College of Engineering and Physical Sciences, University of Birmingham

As a third year MSci Chemistry student, I have been lucky enough to undertake some socially distanced in-lab projects along with some really cool ‘at home’ lab projects. Here’s an overview of some of the fun experiences I have encountered over this academic year.
When I heard the phrase ‘at-home laboratory sessions’ for the first time, the first thing that came to mind was how on earth I was going to explain to my housemates why there was a big bottle of Hydrochloric in the fridge.

Thankfully, my home lab projects involved ‘household’ items and I was provided with any required equipment from the department.
My favourite project involved the recording and analysis of contact angle measurements with different household liquids such as cooking oil or washing up liquid. The liquids were applied to various surfaces such as rubber, plastic and glass to investigate how different surfaces affected the contact angles of these liquids. I can’t say that I would have expected to be investigating how cooking oil interacts with the rubber in my pencil case this time last year!

I really enjoyed how the project gave me the freedom to investigate my own hypothesis compared to following a set of instructions which is often the case in lab projects. The project also allowed me to use coding software such as python to operate hardware. Coding was something I had done a little bit of over the summer, so to actually apply this knowledge to a lab project was really cool to do!
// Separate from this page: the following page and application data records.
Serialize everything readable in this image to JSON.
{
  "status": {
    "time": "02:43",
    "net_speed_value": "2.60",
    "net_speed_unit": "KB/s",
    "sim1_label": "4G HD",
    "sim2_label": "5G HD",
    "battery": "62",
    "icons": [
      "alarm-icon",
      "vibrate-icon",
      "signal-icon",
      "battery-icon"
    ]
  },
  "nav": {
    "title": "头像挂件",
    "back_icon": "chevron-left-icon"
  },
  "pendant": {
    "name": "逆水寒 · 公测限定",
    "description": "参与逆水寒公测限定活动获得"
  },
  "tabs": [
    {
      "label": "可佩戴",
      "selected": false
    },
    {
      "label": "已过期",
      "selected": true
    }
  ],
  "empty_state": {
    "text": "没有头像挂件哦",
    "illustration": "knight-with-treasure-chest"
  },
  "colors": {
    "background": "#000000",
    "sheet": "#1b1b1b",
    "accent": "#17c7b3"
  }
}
Although social distancing rules significantly reduced the number of students present at my in-lab projects, this actually came with some welcomed perks! A nifty little addition to the labs were the headsets provided to every student. It allowed us to communicate with each other from different sides of the lab while working in groups. Pretty genius if you ask me! The highlight of my headset use came after spilling a chemical all over my fume cupboard while my whole group could hear me frantically whispering some slightly rude words under my breath, much to their enjoyment of course…

Each person gets a whole fume cupboard to themselves! Anyone who has shared a fume cupboard knows how cramped it can get with 2 or even 3(!) people working in a fume cupboard. It was really nice to have your own fume cupboard with the screen to scribble some intricate mechanisms all over. Yet despite all the space, being me, it was still guaranteed to be an absolute mess by the end of the day, you only need to look at the photo for evidence here!

Here’s my fume cupboard! Lots scribbling and in desperate need of a clean…

Like most people, of course I can’t wait until we can all return to the madness of 80 people in the lab at a time. Everyone frantically rushing to make their final compounds is comparable to an extreme sport at times, and deep down I do miss it!